Exercise: The required result is a line count: how many lines in this data hold the word "code". Give only that.

══════

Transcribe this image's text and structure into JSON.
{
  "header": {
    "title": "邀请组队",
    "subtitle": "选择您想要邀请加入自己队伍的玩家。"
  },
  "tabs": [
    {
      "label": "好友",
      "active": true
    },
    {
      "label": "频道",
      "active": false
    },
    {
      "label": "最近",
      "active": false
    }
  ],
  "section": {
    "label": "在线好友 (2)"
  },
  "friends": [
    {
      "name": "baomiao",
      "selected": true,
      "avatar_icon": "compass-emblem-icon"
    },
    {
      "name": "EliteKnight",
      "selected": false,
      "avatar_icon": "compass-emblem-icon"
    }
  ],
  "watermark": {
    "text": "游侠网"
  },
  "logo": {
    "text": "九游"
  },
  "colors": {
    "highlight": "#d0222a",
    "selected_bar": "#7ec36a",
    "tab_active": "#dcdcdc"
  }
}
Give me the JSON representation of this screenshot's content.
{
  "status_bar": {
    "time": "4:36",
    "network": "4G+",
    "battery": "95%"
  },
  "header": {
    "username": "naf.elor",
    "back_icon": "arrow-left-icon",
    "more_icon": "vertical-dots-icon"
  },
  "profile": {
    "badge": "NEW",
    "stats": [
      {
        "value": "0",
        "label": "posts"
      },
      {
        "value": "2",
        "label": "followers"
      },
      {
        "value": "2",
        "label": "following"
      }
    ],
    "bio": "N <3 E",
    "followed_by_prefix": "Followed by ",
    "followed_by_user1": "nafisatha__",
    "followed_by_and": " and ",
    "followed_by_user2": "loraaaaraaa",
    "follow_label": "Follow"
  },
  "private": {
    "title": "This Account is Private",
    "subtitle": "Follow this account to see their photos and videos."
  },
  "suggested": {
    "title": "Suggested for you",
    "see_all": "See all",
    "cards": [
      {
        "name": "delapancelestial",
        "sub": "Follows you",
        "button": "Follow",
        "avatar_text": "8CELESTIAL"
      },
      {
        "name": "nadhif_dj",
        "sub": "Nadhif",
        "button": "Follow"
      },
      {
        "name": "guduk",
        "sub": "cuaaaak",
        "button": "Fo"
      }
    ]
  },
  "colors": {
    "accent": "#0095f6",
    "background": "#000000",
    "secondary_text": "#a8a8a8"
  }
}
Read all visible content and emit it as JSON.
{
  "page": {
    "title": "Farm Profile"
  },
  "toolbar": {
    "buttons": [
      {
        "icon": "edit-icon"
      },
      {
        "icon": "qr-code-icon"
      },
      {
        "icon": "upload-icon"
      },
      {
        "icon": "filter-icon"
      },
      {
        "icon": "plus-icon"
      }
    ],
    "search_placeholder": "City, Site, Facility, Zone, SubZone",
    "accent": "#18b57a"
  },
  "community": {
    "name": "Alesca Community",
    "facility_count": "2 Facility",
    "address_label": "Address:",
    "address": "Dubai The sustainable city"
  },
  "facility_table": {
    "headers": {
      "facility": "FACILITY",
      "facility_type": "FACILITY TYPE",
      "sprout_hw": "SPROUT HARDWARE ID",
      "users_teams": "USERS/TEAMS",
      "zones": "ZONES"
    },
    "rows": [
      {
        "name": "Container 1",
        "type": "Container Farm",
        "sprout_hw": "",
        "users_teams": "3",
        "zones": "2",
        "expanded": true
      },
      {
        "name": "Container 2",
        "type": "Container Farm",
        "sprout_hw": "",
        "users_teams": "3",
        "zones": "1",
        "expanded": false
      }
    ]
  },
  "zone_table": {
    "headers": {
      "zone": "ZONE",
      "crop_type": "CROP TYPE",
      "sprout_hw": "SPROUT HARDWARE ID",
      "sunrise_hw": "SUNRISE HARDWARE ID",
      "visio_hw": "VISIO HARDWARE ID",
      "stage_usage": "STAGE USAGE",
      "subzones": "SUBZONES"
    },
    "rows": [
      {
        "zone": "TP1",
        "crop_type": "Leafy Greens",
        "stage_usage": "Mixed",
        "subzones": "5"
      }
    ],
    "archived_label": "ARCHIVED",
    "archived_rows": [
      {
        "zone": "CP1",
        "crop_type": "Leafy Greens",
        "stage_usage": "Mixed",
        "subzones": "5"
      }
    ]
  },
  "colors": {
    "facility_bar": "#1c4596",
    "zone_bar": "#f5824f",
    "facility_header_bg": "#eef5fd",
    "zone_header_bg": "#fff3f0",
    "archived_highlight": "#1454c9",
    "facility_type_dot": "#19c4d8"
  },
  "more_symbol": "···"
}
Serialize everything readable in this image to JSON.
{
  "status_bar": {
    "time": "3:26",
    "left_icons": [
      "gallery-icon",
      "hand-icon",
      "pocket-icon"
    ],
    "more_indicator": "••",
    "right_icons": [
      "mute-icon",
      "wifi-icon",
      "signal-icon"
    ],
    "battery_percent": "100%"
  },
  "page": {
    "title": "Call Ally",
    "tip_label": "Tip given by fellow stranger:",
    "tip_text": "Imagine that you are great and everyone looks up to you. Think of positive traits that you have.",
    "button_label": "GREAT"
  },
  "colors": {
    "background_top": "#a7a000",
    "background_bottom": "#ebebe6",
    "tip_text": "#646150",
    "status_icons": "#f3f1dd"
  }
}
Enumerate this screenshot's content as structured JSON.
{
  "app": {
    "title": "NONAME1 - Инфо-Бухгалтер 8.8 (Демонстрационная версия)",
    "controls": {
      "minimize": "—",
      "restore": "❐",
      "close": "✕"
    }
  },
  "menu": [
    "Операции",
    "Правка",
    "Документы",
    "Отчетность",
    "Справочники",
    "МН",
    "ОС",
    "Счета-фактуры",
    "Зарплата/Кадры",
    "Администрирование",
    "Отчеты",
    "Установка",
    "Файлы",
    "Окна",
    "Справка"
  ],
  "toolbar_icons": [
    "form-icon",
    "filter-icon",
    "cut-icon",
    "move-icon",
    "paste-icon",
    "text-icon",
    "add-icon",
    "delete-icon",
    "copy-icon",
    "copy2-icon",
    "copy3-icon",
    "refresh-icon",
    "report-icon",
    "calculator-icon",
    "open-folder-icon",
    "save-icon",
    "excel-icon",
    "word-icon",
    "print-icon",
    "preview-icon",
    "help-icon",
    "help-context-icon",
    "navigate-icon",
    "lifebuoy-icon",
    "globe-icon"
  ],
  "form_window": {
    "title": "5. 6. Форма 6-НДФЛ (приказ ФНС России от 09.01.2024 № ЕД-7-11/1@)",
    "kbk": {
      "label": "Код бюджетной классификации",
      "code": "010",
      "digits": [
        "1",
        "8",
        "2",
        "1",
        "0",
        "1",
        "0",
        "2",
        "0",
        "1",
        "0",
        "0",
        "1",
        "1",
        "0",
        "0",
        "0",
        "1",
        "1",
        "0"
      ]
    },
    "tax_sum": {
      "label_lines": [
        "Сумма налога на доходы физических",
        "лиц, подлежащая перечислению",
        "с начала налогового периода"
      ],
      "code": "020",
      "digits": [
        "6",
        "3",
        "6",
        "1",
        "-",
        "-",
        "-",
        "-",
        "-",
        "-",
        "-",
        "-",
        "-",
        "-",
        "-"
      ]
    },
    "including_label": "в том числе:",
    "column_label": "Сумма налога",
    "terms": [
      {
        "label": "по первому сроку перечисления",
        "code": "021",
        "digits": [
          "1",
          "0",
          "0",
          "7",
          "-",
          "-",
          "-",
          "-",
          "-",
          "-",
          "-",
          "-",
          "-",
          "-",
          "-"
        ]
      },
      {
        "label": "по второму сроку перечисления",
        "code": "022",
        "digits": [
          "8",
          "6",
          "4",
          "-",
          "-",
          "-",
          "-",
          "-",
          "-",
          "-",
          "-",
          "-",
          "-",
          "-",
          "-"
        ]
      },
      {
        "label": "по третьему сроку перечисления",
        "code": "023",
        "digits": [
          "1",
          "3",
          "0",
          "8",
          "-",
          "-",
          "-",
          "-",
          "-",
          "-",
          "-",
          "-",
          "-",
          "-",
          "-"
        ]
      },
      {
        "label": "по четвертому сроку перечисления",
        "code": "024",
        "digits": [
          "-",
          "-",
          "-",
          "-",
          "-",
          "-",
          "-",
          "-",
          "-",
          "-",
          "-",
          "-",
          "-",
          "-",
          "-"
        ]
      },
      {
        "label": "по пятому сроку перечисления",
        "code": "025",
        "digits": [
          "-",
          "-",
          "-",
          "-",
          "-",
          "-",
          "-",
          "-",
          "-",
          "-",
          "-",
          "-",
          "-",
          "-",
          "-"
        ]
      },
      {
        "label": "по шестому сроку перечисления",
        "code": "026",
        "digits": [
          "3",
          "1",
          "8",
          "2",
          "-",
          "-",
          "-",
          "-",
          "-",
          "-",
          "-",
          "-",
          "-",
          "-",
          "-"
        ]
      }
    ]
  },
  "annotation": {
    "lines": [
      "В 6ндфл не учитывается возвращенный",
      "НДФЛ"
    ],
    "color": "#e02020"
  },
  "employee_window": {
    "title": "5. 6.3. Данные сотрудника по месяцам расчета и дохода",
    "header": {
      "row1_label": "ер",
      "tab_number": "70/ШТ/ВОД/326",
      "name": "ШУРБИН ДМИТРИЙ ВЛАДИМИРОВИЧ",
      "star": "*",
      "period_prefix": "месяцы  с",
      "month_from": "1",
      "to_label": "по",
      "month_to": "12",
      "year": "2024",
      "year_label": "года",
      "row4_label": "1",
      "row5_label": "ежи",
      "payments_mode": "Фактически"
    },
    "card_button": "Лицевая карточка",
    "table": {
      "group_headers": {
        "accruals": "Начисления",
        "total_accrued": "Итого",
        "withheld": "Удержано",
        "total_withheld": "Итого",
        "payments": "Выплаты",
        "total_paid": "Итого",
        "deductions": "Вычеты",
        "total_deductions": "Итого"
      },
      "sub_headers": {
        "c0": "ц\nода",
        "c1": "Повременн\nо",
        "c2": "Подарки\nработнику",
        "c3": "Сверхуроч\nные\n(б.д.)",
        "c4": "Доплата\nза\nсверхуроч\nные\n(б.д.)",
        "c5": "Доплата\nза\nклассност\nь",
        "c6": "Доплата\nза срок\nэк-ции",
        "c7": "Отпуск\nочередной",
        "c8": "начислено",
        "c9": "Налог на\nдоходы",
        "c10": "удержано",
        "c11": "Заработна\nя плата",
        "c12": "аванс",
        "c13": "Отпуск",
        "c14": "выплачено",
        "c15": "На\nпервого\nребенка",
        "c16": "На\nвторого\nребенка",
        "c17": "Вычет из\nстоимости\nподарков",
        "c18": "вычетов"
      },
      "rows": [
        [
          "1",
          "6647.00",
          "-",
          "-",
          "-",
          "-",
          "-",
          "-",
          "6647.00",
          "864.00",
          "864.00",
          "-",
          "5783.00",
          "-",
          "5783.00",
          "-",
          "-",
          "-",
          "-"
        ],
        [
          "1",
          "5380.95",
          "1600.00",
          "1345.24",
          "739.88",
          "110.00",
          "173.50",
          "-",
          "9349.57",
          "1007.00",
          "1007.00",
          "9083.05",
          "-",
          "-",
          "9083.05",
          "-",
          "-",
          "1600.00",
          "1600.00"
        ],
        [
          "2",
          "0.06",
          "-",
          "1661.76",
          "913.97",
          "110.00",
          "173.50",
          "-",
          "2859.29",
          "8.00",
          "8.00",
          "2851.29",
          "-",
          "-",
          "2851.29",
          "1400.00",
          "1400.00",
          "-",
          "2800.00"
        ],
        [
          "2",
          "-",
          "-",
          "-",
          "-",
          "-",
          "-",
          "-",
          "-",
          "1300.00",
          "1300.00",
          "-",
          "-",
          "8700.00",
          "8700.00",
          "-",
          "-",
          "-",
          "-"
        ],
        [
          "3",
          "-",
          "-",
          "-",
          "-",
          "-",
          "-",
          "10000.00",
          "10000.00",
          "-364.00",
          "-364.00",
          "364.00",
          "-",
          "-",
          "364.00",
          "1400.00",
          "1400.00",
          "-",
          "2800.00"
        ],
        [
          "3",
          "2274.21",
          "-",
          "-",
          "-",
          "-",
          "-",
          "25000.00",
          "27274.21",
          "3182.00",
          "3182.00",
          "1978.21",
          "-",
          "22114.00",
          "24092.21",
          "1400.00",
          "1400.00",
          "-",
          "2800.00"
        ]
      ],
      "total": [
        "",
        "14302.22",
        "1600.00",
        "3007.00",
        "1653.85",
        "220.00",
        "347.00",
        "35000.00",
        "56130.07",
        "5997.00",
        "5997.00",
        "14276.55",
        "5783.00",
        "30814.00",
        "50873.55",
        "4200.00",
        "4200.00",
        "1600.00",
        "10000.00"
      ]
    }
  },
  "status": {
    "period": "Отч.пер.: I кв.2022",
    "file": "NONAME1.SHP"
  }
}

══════

Result of this task: 9